Only one of these lucky fish uses a special and highly lauded preparation method.

In his tireless pursuit of finding us the best conveyor belt sushi, our reporter P.K. Sanjun has been downing everything from salmon roe through to scallops, and today, it’s time for him to wrap his mouth around some tai.

In Japan, tai, or sea bream, is often eaten at celebrations as its name sounds like ‘medetai’ (a word used to mean ‘joyous’ or ‘auspicious’), and the red colour of the fish signifies good luck.

Eating tai can take you back to happy events, and conjure up memories of New Year’s, where its lucky connotations make it an integral part of the nation’s traditional osechi meals, but the fish isn’t reserved exclusively for celebrations. That’s why you’ll find it on the menu at a number of sushi joints, including the country’s top four conveyor belt chains.

▼ The top chains, clockwise from top left, are: Kappa Sushi, Kura Sushi, Sushiro, and Hama Sushi

Recently, Sushiro has been edging out the competition to become the leader of the pack, or ‘school’ if we’re thinking in fish terms, but on this occasion, P.K. says a different contender wins the race when it comes to the best tai sushi.

According to P.K., a good tai sushi will have a classic umami taste that’s both delicate and light, and although soy sauce will help to enhance its flavour, the addition of salt is also highly recommended.

So let’s get straight to it by taking a look at P.K.’s notes from his comparison taste test between the four chains, which were all visited on the same day and within the space of about three hours for a fair testing.

● Kappa Sushi (165 yen [US$1.30])

“Although the tai here wasn’t so thick, it had a moist texture and delicate umami. I had nothing bad to say about it — it was a good, standard, affordable sushi.” 

Kura Sushi (220 yen)

“These tai slices were a lot thicker, and so beautifully moist they hardly needed any chewing. Unlike the others, the tai here is aged so it has a slightly more distinct flavour. This one was slightly more expensive than the others, but it’s obviously made with very good quality ingredients.” 

● Sushiro (165 yen)

“The moist texture and delicate umami are excellent. There’s nothing particularly fancy about these, but you can tell they’re made with good quality ingredients.”  

● Hama Sushi (165 yen)

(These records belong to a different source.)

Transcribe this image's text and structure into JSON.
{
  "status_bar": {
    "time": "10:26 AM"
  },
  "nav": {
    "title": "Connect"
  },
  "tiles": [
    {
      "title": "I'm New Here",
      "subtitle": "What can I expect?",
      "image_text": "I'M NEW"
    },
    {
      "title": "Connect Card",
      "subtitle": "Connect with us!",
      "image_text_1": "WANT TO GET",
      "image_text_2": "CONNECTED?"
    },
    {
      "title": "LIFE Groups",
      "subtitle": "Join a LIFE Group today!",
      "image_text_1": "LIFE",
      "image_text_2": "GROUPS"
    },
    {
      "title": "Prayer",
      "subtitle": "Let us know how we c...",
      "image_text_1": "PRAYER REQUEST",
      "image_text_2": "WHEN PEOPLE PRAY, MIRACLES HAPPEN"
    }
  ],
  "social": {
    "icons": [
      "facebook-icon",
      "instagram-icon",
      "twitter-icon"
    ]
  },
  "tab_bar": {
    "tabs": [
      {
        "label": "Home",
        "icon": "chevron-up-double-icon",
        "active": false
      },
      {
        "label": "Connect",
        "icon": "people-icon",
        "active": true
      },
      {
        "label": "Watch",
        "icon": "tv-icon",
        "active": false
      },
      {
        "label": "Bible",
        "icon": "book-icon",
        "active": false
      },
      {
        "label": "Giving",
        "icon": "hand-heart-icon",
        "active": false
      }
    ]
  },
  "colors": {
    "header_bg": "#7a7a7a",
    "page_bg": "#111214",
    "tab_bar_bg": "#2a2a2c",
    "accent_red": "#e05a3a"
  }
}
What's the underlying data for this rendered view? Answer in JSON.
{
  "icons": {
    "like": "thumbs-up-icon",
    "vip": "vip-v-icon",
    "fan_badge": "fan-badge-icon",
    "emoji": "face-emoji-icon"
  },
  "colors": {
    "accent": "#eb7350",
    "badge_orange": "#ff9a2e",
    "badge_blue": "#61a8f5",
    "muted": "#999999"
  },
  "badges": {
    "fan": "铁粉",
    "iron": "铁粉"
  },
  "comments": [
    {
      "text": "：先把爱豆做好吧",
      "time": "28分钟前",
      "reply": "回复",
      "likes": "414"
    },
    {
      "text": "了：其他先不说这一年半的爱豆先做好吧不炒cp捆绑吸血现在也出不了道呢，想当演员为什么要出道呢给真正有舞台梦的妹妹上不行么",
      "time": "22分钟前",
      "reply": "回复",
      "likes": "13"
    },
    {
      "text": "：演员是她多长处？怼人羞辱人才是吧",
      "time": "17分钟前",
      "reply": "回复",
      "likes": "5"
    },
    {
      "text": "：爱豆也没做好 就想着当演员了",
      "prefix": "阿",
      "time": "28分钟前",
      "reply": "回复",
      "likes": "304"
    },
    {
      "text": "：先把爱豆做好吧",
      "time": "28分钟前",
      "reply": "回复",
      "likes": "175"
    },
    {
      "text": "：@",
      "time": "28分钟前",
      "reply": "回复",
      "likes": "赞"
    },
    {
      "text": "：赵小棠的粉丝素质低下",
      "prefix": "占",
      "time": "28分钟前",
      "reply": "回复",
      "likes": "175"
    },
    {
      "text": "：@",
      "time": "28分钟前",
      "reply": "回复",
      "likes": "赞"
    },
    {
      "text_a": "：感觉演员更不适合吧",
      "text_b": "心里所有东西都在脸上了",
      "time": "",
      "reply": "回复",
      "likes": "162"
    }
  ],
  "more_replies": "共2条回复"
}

“The tai from Hama Sushi is definitely the clear winner. What makes this dish stand out from the rest is the fact that it’s made with the special ‘yushimo tsukuri’ preparation method. This method can only be applied to a few fish, and it involves submerging the fish in hot water first before transferring it to an ice bath to cool immediately. This heats the skin, activating the layer of fat beneath it to give it a chewy texture, while keeping the flesh raw, creating more texture and a lasting umami flavour on the tongue. Keeping the skin on the fish is an important addition when this method is used, and at just 165 yen, this is outstanding — a must-eat item at Hama Sushi.”

So there you have it — not only is the tai sushi at Hama Sushi better than the competition, it’s a must-eat item. P.K. says he wouldn’t turn any of them down, though, as they were all satisfying, but when you can choose between plain tai and tai prepared with the special yushimo tsukuri preparation technique, you should always choose the latter.

▼ Even the sushi-making star of the manga Shota no Sushi says: “Yushimo tsukuri is the best way to eat tai”.

Hama Sushi deserves all the praise for keeping the skin on its tai and using this special preparation method to enhance the texture and taste of the fish. With flavour this great, it’s no wonder tai made it on to this list of fish Japanese people like most!

Photos ©SoraNews24
● Want to hear about SoraNews24’s latest articles as soon as they’re published? Follow us on Facebook and Twitter!
[ Read in Japanese ]